President Barack Obama's announcement that 33,000 US troops will leave Afghanistan by the end of next year, with the goal of handing over entirely to Afghan forces by 2014, is more than just a turning point in America's longest ever war. It surely marks the end of a post-Cold War era of US interventionism that reached its peak with George W Bush's adventure in Iraq.
After almost a decade of involvement, a change of strategy was inevitable. The killing of Osama bin Laden last month fulfilled the primary goal of the original invasion of October 2001, and as the president noted, the al-Q'aida organisation has already been largely crippled. It is moreover universally accepted that a stable Afghanistan will ultimately be secured only by political, not military, means – by a permanent reconciliation between the government in Kabul and the Taliban. Contacts to that end are now under way.
The war has long been unpopular in Mr Obama's Democratic party, and understandably so. The returns on America's outlays of blood and treasure have been modest at best. Afghanistan is still riddled with corruption, and in many respects the writ of central government extends barely beyond Kabul's city limits. The circumstances of Bin Laden's demise have only hardened a general view that the real enemy is to be found no longer in Afghanistan, but in Pakistan.

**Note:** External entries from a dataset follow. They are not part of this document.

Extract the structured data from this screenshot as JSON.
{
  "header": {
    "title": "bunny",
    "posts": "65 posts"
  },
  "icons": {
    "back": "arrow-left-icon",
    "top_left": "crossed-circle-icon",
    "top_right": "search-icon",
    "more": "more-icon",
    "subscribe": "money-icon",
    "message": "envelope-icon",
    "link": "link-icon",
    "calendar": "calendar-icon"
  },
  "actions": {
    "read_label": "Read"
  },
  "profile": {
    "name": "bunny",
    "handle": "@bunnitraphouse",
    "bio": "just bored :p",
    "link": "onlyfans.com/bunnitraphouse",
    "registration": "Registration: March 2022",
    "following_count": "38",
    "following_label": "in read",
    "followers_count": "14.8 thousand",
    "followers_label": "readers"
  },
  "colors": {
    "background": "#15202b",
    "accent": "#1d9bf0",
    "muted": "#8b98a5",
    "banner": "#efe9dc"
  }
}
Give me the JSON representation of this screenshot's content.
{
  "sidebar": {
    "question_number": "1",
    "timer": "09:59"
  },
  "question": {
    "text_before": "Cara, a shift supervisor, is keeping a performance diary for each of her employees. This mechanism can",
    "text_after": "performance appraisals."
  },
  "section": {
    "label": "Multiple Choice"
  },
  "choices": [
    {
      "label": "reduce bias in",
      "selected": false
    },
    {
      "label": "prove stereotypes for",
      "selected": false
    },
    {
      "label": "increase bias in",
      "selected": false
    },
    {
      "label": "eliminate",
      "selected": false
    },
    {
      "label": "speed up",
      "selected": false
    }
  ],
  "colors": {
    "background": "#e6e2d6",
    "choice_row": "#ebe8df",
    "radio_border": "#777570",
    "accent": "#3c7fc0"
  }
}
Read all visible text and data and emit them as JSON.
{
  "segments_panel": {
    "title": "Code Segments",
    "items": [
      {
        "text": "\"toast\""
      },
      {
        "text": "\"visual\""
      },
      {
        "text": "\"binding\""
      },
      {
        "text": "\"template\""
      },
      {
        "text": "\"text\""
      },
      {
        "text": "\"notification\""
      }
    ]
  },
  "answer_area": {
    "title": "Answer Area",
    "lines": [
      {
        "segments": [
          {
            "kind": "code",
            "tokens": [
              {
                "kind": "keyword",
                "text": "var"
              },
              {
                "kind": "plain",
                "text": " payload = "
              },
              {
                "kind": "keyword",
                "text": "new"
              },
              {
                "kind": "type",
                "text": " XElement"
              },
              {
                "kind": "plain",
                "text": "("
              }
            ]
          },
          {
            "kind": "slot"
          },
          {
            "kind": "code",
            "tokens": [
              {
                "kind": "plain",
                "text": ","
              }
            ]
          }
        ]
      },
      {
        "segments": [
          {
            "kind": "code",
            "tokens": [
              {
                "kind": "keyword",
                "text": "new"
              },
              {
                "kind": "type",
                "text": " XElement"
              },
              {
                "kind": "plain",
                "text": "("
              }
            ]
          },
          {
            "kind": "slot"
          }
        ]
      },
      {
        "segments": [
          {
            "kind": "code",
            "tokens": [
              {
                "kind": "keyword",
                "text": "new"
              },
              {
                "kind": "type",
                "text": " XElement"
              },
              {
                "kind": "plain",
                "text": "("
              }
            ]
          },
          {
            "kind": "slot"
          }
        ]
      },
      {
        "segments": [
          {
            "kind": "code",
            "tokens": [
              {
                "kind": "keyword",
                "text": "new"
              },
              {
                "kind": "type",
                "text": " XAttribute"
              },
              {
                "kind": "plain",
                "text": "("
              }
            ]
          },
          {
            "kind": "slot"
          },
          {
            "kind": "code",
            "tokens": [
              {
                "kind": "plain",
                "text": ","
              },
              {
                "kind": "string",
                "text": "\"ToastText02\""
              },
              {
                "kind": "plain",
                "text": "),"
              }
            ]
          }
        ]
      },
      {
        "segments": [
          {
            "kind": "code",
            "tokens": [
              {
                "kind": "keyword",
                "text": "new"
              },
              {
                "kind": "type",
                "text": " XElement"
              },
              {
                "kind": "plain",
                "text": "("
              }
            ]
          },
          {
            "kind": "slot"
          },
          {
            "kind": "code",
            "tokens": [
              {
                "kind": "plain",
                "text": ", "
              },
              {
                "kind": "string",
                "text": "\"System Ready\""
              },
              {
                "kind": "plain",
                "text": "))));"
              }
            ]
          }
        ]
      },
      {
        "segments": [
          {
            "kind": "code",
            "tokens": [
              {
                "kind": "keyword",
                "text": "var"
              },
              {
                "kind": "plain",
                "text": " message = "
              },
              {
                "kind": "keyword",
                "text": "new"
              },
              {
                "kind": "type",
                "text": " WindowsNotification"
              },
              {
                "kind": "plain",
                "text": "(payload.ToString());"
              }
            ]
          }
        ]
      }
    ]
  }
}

The Pentagon would have preferred a slower withdrawal and undoubtedly the drawdown, which over the next 18 months will undo the December 2009 Afghan surge in its entirety, carries risks. US and Nato forces will be stretched thinner; parts of the country now under precarious allied control may slide back into anarchy. The Taliban may be emboldened, while local warlords who have cast in their lot with the US may change their minds.
Nevertheless, the elimination of Bin Laden provides ample cover for his assertions that al-Q'aida was now "on a path to defeat", that "the tide of war is receding", and that "the light of a secure peace" was now discernable. More important, in political terms, the president has little choice but to declare victory and move on.
The outcome of the 2012 election will be decided not by a stagnating foreign war but by the domestic economy, and for Mr Obama the omens are not good. Unemployment is rising again, while just hours before his address on Wednesday evening, the Federal Reserve issued new forecasts, significantly downgrading growth both this year and next. Burdened by $14tn of debt, why should America devote precious resources to rebuilding Kabul and Baghdad, rather than its own stagnating economy? On the campaign trail, the question is unanswerable.
But the mood-change over Afghanistan will outlast 2012. Americans are fed up with long foreign wars. Not just Democrats but large swathes of the Republican party too would have preferred a faster pullout than the one announced by the president.
As last week's Republican candidates' debate vividly demonstrated, hardly a contender has a good word to say about the Afghan and Libyan campaigns. That sentiment is not confined to the Tea Party movement, whose fixation on slashing back government and getting rid of the deficit is driving the Republicans to the right.
Today, the neo-conservative fervour that propelled America into Iraq is almost nowhere to be found. Is this a return of American isolationism, as critics claim? Perhaps. What is clear is that the new mood will last far longer than a single election cycle. That is why Mr Obama's speech marked not just a course correction, but a watershed.